EXTRACTED ENTRIES
◆ ◆ ◆ ◆
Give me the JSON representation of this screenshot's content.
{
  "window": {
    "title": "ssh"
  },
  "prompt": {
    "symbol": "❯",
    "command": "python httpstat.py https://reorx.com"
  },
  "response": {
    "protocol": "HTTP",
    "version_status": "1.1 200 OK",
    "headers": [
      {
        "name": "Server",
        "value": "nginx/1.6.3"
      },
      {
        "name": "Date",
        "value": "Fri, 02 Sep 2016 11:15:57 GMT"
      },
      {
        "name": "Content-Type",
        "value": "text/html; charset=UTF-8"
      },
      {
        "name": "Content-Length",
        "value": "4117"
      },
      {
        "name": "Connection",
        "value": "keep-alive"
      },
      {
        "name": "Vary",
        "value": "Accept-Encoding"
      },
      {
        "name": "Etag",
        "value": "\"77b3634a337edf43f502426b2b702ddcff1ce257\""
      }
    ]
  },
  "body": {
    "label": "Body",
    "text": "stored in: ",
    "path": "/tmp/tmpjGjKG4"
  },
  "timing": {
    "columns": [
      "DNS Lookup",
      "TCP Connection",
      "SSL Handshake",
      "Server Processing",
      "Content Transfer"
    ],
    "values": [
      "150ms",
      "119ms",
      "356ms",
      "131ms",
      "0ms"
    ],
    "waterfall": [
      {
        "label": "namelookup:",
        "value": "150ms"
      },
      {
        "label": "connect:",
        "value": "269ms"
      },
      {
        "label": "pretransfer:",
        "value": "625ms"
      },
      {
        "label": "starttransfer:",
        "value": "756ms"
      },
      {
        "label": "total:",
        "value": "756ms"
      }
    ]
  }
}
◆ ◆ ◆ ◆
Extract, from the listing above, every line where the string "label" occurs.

    "label": "Body",
        "label": "namelookup:",
        "label": "connect:",
        "label": "pretransfer:",
        "label": "starttransfer:",
        "label": "total:",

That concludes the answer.